As I write, I put in an extra line to denote time passing and/or a change of scene.  Definitely when there’s a viewpoint shift.  Is that extra space not enough?  When it came time to publish Home on the Strange-a Brewster & Brewster Adventure, I was prepared to stick to my guns and not bother with these “we now pause for a commercial” chapter breaks.  But then my sister suggested I could put spot illustrations at each chapter.  Really give some value and pizazz.  So I went thru the entire manuscript and picked moments to make very big pause moments.


If I go the illustration route with my work-in-progress, I’ll do it again.  But if no drawings, I may not bother.  Am I crazy?

Monday, 4 April 2016

Unsung SF film
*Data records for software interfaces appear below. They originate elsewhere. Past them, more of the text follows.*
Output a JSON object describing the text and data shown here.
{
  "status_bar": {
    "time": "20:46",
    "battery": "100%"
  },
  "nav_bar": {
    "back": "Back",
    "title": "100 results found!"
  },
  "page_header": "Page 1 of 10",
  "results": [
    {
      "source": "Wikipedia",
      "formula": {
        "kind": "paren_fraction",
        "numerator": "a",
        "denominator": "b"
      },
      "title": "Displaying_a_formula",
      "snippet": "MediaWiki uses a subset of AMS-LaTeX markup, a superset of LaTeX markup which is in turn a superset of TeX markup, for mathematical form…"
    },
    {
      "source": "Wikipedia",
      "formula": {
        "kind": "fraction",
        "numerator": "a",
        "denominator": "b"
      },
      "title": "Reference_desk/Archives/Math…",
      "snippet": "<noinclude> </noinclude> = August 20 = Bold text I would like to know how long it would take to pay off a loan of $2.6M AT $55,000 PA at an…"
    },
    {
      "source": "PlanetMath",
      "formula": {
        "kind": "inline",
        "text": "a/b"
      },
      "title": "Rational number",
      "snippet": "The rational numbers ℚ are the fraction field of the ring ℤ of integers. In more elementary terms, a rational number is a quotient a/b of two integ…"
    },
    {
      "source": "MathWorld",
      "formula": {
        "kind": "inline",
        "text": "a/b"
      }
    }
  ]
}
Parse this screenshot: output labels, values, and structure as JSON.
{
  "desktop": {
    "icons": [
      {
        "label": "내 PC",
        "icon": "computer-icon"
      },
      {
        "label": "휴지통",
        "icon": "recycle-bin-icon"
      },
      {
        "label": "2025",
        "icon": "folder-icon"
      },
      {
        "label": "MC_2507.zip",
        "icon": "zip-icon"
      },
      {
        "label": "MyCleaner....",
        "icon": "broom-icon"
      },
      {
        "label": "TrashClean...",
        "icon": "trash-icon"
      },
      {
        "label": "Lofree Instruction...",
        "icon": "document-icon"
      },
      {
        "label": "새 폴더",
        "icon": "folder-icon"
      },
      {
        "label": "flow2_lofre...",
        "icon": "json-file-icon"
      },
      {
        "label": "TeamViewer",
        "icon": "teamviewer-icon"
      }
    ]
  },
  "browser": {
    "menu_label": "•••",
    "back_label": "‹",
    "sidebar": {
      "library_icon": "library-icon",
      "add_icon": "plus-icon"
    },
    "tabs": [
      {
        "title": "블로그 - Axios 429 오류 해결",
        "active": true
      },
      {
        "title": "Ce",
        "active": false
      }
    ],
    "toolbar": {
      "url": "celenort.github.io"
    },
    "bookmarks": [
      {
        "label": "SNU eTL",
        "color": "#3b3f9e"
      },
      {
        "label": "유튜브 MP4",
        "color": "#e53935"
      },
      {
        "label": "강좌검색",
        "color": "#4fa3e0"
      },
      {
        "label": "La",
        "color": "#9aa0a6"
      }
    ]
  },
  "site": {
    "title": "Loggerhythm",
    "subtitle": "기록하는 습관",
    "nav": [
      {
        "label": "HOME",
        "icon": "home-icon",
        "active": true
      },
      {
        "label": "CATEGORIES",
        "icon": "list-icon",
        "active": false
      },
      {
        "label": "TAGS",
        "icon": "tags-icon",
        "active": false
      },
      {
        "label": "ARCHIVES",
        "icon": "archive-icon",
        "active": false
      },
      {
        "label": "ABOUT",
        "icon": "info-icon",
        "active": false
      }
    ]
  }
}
The number of definitions for “science fiction” is roughly equal to half the number of individuals who have read a science fiction book.  In other words, there are a lot of definitions.  Trying to pin down the precise definition is like polling a line-up at Starbucks on the perfect cup of coffee.  It occupies a lot of time at pubs and/or conventions.

For myself, I generally say it’s “the real world plus X”.  Sometimes “X” can be a clever little invention, an alien fleet descending from the sky or the real world plus 3000 years of accumulated history (ie: the future).  Of course, if “X” gets too whackadoodle, the book drifts into “fantasy”.

The “addition of a new invention and its effect on our real world” is a definition that borders on the axiomatic.  Naturally, just how radical that gizmo is results in bigger ripple-shocks in our world, but the basic framework is “new invention-gadget impacts people and their lives”.  I’m not saying this is the only definition of SF, but it is one of biggies.

Okay.  I don’t see anyone squirming in disagreement out there so far.  Let's proceed.

With that preamble digested, I present to you a movie that is an unsung (hee-hee) example of Science Fiction.  A movie many people greatly enjoy, not realizing they are watching that “weirdo SF stuff”.  A movie ignored when the other SF film classics of the 1950’s are ranked and discussed.

“Singing in the Rain” starring Gene Kelly, Donald O’Connor and Debbie Reynolds.  (1952)

The invention of the talking motion picture turns the lives of Our Heroes upside down, thoroughly rattles the industry (Hollywood) and goes on to alter our culture for a century and still counting.

How is that not science fiction?

Thank you for your attention.